_TASK DIRECTIONS_.
Each line of the listing that includes the string "Последна" needs to be located and copied.

_AVAILABLE RECORDS_.
◆ ◆ ◆
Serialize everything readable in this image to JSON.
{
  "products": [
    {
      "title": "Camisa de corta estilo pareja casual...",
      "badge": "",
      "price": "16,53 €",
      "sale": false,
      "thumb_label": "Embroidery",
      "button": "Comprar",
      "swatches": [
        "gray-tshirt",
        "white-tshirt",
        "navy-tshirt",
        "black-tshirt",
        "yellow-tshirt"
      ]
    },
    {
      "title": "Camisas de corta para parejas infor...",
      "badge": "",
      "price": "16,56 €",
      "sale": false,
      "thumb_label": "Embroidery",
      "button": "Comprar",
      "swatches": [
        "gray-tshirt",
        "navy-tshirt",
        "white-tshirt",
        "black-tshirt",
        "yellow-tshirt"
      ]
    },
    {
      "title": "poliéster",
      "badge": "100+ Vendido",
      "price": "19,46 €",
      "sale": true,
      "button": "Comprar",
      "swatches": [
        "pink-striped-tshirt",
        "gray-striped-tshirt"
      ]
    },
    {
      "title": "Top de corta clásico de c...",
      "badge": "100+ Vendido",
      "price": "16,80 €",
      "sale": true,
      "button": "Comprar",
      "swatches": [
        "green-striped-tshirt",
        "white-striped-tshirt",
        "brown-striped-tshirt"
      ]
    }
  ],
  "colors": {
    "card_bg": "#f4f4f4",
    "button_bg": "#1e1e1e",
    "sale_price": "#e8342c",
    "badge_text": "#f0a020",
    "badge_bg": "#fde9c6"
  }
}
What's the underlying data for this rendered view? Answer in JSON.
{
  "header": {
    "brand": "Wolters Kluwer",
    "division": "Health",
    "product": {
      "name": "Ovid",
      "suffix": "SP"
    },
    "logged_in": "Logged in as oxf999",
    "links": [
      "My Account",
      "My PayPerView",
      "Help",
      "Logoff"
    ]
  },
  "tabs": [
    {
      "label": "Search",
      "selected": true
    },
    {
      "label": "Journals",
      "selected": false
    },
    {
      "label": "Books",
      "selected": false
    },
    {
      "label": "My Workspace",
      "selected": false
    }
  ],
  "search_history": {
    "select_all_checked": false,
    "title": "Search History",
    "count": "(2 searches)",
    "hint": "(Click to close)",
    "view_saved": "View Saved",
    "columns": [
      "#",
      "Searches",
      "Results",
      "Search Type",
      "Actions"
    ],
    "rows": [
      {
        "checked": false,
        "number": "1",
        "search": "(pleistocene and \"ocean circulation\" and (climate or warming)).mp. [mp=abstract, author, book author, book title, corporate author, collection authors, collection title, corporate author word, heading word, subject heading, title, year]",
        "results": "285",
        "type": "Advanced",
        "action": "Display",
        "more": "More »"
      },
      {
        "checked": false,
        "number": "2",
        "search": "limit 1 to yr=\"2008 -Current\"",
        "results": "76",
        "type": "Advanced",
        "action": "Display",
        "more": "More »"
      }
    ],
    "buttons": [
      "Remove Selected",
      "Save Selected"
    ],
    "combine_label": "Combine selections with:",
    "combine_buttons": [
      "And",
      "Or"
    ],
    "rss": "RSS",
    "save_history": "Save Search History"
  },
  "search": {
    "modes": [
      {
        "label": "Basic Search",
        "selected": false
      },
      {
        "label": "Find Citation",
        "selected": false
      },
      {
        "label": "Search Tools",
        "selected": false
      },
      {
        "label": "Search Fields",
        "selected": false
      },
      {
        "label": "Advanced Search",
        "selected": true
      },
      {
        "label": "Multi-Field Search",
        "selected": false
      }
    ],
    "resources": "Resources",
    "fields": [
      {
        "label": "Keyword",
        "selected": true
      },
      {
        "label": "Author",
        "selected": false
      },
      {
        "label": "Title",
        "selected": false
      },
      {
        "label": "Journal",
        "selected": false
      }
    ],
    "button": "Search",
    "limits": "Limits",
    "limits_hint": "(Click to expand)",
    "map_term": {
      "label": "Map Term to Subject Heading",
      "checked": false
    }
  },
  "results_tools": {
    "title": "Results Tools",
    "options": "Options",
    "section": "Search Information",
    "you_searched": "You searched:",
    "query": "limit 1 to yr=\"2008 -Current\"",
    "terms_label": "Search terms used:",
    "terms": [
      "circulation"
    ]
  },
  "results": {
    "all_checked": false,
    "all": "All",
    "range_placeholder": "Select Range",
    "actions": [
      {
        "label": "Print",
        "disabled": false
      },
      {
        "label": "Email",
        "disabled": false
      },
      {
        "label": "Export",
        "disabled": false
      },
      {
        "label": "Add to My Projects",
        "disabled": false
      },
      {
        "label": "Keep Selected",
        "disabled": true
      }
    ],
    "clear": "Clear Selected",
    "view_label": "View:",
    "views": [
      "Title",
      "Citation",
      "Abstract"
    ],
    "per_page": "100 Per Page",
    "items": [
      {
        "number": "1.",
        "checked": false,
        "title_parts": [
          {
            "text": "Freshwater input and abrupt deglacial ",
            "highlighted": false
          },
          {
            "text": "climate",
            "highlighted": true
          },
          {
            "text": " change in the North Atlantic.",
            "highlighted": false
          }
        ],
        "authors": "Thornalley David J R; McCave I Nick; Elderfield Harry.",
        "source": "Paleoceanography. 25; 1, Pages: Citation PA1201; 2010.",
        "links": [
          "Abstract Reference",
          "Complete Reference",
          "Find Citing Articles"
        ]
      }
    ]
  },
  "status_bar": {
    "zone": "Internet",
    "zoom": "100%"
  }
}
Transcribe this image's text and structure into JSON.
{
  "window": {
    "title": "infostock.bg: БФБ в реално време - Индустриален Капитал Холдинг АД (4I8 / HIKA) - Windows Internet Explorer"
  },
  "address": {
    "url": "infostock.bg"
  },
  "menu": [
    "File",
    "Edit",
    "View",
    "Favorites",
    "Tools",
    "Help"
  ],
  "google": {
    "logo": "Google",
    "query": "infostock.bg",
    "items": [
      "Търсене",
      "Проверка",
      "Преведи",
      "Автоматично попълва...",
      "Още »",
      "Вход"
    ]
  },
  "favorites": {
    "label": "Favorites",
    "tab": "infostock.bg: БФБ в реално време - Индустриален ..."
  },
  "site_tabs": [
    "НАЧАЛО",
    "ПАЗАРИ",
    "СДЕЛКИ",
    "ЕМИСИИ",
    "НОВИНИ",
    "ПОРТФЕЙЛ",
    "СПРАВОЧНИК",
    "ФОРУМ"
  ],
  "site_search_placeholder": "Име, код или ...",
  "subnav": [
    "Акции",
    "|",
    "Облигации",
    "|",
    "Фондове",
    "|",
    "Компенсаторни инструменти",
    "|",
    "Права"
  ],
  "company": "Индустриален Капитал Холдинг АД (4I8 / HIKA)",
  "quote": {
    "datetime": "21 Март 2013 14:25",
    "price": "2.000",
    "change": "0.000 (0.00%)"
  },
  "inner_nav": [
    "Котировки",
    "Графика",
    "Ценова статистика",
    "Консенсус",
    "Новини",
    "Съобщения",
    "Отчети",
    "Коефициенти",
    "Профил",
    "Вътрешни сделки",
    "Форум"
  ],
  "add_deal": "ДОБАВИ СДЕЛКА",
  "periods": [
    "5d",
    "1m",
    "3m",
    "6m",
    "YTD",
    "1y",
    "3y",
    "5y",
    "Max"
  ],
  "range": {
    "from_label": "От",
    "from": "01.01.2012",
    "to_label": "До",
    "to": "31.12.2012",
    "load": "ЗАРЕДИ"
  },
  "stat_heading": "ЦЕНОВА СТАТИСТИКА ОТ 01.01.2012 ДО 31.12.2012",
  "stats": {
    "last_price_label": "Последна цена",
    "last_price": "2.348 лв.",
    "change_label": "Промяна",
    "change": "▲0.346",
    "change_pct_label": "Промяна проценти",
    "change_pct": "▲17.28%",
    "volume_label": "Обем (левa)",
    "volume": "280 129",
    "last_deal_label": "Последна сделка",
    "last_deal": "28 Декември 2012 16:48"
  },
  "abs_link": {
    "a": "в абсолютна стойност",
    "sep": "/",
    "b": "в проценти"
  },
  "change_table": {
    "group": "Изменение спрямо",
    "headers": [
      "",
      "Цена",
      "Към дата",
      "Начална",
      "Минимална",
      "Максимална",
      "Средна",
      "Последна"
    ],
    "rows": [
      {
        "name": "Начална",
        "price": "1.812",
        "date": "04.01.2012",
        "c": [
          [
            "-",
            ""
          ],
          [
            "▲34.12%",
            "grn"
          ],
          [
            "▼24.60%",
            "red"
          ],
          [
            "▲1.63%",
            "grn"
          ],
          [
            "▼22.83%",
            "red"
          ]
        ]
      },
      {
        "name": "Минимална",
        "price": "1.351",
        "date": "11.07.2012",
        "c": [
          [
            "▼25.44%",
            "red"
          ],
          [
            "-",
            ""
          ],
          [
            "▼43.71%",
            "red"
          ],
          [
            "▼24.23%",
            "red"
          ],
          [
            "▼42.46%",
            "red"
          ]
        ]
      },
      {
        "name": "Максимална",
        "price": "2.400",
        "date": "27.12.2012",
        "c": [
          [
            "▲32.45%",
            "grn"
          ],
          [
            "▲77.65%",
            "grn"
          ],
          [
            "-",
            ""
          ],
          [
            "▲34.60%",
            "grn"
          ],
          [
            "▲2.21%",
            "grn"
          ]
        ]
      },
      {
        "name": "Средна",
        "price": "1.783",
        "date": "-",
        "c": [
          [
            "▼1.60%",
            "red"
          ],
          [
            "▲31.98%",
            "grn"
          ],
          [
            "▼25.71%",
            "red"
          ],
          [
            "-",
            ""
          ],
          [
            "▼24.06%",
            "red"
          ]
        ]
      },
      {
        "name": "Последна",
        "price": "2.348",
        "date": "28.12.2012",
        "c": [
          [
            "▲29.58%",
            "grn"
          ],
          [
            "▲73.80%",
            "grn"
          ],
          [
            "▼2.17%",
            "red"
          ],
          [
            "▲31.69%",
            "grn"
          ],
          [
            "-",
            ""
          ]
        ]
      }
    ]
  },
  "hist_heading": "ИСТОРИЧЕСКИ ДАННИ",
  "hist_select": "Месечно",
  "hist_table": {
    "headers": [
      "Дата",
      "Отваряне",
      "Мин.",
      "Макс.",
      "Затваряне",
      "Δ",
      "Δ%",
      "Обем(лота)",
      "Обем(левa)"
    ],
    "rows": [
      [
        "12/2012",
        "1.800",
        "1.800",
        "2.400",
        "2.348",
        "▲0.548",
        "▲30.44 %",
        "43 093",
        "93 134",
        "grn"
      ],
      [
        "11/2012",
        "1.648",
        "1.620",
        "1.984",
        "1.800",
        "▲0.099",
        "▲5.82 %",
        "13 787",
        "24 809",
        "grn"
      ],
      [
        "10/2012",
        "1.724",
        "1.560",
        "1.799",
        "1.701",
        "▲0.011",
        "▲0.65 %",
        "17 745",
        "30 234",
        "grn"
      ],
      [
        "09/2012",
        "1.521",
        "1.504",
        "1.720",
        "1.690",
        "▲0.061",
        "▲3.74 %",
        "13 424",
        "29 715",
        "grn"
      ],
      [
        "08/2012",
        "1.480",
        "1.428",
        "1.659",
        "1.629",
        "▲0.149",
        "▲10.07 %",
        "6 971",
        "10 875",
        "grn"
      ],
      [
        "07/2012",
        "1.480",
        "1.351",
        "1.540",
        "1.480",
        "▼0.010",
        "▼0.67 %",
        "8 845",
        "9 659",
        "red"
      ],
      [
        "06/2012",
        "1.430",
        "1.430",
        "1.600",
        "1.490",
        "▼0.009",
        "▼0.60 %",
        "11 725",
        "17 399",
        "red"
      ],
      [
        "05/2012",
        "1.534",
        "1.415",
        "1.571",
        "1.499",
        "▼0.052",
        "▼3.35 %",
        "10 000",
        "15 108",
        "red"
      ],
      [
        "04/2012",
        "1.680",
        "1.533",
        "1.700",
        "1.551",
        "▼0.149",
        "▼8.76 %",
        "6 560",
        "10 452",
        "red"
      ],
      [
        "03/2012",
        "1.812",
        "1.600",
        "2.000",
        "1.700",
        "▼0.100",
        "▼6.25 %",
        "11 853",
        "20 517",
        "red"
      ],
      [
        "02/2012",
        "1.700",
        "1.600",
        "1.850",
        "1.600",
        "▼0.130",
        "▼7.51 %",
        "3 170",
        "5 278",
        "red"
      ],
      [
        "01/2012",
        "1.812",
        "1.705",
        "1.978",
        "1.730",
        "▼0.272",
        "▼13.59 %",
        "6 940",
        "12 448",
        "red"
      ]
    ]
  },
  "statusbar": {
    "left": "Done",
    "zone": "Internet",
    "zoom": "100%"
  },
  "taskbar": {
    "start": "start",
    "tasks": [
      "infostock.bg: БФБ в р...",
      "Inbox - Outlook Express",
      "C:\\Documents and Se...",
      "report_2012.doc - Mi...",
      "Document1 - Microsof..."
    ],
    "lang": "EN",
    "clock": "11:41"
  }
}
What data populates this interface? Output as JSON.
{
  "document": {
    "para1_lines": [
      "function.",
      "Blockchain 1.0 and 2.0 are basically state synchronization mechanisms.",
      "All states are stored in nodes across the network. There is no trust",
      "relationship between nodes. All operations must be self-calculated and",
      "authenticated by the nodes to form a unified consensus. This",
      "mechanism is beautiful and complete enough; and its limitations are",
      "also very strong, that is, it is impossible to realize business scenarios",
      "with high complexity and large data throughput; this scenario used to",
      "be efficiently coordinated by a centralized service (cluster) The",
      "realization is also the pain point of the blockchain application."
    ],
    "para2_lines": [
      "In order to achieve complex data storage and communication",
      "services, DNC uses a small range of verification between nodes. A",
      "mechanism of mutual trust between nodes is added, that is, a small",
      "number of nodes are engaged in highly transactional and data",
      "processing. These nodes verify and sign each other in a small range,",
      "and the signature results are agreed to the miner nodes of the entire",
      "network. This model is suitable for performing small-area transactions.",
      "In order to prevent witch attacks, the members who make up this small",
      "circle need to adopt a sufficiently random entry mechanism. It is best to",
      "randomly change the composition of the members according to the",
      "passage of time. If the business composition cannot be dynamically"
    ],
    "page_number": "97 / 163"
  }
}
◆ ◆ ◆
_EXERCISE RESPONSE_.
    "last_price_label": "Последна цена",
    "last_deal_label": "Последна сделка",
      "Последна"
        "name": "Последна",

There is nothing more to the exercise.